=== EXERCISE MATERIAL ===

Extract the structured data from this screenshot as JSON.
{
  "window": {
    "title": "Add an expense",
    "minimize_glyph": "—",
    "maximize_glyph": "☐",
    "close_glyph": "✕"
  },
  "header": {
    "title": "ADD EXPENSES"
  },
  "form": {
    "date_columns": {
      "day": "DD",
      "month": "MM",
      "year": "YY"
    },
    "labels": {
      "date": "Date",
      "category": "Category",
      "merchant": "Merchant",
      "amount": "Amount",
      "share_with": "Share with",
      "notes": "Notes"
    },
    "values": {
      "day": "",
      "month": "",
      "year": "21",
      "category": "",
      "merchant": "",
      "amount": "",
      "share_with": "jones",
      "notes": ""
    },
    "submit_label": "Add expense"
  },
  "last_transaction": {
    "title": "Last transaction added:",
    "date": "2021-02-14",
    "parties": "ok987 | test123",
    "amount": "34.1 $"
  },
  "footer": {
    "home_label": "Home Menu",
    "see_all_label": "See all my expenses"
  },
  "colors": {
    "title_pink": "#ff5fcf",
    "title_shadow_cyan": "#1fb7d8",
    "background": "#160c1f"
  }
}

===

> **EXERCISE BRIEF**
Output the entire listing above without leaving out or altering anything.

> **ANSWER BELOW**
Extract the structured data from this screenshot as JSON.
{
  "window": {
    "title": "Add an expense",
    "minimize_glyph": "—",
    "maximize_glyph": "☐",
    "close_glyph": "✕"
  },
  "header": {
    "title": "ADD EXPENSES"
  },
  "form": {
    "date_columns": {
      "day": "DD",
      "month": "MM",
      "year": "YY"
    },
    "labels": {
      "date": "Date",
      "category": "Category",
      "merchant": "Merchant",
      "amount": "Amount",
      "share_with": "Share with",
      "notes": "Notes"
    },
    "values": {
      "day": "",
      "month": "",
      "year": "21",
      "category": "",
      "merchant": "",
      "amount": "",
      "share_with": "jones",
      "notes": ""
    },
    "submit_label": "Add expense"
  },
  "last_transaction": {
    "title": "Last transaction added:",
    "date": "2021-02-14",
    "parties": "ok987 | test123",
    "amount": "34.1 $"
  },
  "footer": {
    "home_label": "Home Menu",
    "see_all_label": "See all my expenses"
  },
  "colors": {
    "title_pink": "#ff5fcf",
    "title_shadow_cyan": "#1fb7d8",
    "background": "#160c1f"
  }
}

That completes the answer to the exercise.